++++ Dataset records ++++

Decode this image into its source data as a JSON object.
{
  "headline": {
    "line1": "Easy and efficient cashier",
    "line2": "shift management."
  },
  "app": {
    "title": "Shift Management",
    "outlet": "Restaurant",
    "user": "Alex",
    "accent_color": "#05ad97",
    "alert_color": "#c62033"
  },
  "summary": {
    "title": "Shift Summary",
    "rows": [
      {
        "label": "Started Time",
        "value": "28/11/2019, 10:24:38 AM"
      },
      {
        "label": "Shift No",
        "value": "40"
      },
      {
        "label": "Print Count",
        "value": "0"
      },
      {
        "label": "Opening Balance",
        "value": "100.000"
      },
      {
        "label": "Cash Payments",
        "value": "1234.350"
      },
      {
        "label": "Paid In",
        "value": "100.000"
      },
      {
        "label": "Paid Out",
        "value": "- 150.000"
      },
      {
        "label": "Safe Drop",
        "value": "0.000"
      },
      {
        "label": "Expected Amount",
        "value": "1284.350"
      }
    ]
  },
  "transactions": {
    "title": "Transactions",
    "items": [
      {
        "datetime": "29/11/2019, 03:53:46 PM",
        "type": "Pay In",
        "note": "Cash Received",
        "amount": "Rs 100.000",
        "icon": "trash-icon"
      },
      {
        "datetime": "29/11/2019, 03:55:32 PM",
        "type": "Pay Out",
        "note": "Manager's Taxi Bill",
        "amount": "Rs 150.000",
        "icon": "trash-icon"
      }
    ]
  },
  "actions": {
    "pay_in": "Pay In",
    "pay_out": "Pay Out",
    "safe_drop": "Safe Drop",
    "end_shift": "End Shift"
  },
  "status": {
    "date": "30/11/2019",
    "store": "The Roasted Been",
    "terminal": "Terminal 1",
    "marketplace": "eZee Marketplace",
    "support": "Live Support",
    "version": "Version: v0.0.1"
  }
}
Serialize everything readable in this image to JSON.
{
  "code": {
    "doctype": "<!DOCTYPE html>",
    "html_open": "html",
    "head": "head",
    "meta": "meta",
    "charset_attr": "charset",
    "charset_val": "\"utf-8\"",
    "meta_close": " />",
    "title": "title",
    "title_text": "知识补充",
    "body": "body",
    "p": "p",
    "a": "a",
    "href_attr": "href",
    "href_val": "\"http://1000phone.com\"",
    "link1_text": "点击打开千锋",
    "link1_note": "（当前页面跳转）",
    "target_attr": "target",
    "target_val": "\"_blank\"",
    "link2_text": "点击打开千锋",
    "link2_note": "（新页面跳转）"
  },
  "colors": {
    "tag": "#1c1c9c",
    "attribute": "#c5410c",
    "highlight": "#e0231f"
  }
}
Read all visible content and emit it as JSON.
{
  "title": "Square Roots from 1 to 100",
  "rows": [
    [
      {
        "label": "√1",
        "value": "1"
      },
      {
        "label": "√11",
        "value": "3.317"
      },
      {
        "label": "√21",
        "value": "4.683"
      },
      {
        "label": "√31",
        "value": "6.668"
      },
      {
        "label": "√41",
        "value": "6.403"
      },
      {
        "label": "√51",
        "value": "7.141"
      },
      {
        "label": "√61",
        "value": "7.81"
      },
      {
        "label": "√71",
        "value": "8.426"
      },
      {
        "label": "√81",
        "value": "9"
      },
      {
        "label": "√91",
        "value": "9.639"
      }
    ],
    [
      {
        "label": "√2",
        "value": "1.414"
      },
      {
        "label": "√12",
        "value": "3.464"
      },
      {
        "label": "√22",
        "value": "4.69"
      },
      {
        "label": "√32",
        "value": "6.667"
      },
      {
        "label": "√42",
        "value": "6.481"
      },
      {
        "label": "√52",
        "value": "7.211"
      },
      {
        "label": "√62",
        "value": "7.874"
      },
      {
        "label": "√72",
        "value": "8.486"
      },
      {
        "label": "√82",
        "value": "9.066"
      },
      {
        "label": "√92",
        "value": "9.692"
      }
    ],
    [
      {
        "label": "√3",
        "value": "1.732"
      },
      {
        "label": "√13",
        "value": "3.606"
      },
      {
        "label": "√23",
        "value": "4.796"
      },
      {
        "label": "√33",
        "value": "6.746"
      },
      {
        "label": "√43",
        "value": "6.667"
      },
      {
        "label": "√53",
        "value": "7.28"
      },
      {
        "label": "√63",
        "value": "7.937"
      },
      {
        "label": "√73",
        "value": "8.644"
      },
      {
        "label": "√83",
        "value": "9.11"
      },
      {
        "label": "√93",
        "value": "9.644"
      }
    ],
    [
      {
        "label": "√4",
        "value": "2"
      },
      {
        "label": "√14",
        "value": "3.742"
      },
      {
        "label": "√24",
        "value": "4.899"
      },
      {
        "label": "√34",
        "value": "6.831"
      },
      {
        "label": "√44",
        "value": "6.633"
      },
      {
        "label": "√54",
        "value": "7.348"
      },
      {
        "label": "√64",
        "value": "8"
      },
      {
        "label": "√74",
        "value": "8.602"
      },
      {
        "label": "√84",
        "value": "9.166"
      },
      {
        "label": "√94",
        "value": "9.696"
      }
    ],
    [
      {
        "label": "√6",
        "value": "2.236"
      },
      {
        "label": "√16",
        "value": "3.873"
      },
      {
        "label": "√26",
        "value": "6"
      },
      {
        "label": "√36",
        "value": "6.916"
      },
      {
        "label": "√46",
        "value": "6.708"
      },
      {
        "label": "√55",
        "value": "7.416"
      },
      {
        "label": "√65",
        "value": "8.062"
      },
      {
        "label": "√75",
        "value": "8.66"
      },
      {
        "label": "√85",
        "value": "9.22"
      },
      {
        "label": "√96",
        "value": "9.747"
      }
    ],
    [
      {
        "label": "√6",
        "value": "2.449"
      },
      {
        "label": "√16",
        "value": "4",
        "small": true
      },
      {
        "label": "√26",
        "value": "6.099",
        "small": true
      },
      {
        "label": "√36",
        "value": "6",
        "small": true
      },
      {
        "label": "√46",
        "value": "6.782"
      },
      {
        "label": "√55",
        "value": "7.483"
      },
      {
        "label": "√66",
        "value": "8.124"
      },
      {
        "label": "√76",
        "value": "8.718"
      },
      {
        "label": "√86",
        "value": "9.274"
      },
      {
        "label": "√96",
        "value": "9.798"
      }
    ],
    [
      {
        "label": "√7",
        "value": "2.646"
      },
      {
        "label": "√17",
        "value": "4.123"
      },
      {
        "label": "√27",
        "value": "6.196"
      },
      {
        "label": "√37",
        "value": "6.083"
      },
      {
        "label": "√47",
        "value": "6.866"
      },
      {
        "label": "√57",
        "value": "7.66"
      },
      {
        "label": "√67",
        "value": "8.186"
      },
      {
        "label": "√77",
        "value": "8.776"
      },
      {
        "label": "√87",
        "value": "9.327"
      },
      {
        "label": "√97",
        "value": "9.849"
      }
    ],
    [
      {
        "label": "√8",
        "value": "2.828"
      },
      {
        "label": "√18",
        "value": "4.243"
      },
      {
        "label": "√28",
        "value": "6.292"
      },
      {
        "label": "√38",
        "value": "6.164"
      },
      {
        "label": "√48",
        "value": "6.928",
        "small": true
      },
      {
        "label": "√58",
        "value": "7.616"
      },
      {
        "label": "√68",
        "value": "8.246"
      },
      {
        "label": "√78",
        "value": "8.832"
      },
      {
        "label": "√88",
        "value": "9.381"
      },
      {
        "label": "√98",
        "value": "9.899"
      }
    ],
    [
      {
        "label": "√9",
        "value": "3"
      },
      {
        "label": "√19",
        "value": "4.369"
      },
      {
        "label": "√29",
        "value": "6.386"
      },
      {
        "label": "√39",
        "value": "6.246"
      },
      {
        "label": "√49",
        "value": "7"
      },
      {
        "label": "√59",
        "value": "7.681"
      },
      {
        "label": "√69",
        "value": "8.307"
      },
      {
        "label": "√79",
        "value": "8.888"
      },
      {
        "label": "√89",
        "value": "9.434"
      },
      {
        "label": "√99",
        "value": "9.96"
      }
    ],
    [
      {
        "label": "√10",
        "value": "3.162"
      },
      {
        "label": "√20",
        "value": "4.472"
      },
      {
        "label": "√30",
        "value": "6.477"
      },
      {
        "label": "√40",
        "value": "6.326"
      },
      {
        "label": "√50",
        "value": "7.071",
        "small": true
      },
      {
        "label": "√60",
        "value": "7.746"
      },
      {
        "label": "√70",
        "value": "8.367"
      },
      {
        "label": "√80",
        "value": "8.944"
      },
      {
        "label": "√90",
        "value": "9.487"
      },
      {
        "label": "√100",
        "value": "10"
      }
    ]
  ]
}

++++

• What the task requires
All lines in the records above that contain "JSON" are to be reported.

• Answer
Decode this image into its source data as a JSON object.
Serialize everything readable in this image to JSON.
Read all visible content and emit it as JSON.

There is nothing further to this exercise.